*** Begin section ***

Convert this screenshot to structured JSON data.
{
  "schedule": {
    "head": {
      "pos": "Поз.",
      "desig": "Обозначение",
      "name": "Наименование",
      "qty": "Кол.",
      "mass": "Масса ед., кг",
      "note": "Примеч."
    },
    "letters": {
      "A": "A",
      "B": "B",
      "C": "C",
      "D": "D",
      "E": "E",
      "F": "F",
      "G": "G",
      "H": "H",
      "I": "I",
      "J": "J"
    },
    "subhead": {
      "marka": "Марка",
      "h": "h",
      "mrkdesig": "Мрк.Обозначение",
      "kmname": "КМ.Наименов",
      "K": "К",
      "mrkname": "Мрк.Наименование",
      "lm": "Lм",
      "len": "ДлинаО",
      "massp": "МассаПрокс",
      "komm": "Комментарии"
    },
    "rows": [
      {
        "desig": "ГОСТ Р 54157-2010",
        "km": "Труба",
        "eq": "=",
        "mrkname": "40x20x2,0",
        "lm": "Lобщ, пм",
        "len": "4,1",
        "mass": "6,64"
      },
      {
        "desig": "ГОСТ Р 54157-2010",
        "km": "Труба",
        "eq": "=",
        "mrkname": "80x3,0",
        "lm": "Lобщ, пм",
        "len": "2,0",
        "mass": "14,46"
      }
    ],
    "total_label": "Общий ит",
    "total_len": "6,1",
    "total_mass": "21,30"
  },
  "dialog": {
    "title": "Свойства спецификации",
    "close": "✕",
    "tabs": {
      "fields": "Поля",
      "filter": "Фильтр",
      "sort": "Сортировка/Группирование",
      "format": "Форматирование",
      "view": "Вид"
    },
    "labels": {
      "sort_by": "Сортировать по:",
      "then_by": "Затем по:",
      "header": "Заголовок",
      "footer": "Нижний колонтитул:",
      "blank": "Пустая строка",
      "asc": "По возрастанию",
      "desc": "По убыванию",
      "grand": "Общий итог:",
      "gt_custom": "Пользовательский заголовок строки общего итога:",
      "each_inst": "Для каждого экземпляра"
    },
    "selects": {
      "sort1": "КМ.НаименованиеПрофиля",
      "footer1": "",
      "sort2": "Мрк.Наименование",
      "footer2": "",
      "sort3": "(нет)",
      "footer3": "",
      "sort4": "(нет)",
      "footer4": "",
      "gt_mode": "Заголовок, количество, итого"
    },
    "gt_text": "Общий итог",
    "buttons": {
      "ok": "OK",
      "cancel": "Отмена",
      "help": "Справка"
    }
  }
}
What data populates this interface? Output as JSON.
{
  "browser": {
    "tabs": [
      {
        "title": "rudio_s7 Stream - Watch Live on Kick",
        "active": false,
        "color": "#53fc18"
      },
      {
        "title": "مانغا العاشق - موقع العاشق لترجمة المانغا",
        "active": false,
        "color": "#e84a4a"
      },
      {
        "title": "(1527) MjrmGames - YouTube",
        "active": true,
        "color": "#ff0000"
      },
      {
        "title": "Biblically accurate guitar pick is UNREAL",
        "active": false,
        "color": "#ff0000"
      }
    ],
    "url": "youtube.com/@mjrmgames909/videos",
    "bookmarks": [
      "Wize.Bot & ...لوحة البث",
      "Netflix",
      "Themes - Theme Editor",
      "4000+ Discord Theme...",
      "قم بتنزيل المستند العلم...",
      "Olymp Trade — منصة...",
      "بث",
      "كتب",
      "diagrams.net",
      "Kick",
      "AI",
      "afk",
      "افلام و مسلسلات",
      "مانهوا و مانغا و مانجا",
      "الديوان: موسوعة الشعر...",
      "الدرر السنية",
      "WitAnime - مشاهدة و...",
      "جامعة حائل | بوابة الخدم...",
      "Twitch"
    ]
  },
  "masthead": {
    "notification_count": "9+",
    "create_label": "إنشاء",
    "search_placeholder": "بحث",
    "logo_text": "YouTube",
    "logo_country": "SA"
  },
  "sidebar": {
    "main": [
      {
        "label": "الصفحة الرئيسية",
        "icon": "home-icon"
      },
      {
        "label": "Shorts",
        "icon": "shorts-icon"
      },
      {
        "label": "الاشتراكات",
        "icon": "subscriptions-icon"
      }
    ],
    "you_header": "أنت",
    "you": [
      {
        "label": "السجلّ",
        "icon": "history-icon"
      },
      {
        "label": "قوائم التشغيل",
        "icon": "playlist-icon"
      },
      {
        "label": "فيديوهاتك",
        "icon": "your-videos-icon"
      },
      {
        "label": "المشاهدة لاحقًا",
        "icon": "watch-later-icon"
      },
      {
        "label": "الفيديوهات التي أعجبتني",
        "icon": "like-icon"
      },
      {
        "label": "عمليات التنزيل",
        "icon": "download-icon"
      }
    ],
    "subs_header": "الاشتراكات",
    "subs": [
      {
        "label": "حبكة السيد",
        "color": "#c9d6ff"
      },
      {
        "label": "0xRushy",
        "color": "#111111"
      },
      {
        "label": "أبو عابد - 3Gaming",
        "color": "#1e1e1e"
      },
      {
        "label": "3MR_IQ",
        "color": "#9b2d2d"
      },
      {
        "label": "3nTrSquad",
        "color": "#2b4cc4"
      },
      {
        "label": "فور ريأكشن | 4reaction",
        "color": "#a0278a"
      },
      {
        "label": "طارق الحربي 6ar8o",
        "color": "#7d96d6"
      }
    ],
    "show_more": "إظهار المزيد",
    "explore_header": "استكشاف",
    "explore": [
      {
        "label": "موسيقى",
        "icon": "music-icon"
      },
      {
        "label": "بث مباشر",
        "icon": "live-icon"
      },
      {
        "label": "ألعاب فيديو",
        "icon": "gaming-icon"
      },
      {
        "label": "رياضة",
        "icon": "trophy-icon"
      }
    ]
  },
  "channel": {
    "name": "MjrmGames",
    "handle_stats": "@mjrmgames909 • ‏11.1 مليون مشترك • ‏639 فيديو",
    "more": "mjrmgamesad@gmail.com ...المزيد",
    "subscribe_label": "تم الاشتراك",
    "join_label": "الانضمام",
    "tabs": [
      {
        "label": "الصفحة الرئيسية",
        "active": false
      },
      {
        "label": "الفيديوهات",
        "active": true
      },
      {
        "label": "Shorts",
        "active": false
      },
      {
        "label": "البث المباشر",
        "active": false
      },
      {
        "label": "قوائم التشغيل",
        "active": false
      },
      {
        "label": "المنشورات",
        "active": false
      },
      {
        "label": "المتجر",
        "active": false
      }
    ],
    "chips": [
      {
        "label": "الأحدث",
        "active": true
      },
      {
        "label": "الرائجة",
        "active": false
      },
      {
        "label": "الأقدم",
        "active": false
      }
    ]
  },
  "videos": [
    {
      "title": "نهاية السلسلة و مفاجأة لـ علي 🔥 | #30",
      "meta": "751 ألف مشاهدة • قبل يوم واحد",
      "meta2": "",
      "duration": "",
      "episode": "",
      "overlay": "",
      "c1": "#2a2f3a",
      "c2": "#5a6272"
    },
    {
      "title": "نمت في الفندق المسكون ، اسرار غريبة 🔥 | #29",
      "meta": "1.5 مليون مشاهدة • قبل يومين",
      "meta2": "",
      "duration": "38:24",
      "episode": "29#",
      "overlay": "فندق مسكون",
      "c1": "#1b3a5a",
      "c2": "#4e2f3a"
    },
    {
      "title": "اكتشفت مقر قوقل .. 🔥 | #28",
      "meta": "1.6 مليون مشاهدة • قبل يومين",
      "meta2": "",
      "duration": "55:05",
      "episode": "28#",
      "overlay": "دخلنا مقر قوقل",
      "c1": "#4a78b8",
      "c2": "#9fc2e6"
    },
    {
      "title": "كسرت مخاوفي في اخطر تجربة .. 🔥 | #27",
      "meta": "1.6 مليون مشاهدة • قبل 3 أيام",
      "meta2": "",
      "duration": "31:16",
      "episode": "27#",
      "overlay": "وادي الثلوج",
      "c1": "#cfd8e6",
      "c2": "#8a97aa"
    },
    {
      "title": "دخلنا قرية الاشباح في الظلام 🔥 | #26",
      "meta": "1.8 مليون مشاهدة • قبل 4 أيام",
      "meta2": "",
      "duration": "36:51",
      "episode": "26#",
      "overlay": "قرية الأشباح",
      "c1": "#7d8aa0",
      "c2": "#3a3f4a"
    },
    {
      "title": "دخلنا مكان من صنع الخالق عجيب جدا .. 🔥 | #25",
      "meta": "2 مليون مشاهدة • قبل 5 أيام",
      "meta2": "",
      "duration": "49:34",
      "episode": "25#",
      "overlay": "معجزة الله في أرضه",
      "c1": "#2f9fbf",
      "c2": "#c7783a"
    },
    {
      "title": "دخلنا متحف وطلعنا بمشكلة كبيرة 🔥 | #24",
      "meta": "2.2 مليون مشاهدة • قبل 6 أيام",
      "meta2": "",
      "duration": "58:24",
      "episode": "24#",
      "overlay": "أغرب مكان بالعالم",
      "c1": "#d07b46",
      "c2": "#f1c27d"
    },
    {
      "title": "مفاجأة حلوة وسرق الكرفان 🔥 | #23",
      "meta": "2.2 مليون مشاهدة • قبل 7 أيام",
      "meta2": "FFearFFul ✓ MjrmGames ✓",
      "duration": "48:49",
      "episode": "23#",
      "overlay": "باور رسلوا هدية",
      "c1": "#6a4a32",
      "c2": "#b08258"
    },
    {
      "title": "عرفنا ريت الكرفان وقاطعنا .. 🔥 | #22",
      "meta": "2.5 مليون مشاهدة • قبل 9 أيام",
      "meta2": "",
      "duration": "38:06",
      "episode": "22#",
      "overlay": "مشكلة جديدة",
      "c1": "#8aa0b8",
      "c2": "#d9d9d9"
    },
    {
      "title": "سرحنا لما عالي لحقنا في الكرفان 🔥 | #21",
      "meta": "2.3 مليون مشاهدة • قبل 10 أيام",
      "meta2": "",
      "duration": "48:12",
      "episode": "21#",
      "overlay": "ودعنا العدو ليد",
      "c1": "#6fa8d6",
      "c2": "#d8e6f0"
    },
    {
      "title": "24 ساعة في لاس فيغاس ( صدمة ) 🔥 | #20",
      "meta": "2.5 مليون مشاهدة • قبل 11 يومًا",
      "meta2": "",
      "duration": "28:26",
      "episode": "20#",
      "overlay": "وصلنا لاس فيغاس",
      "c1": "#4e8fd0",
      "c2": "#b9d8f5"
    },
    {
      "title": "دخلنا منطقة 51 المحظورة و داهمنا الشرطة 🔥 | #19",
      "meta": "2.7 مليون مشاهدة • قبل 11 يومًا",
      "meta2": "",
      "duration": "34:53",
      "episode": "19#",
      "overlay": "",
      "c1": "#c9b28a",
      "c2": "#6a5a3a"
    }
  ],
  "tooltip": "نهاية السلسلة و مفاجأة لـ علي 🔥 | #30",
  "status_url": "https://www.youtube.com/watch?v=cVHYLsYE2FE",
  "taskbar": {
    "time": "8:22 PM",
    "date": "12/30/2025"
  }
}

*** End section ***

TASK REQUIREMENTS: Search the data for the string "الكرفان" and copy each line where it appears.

TASK ANSWER:
      "title": "مفاجأة حلوة وسرق الكرفان 🔥 | #23",
      "title": "عرفنا ريت الكرفان وقاطعنا .. 🔥 | #22",
      "title": "سرحنا لما عالي لحقنا في الكرفان 🔥 | #21",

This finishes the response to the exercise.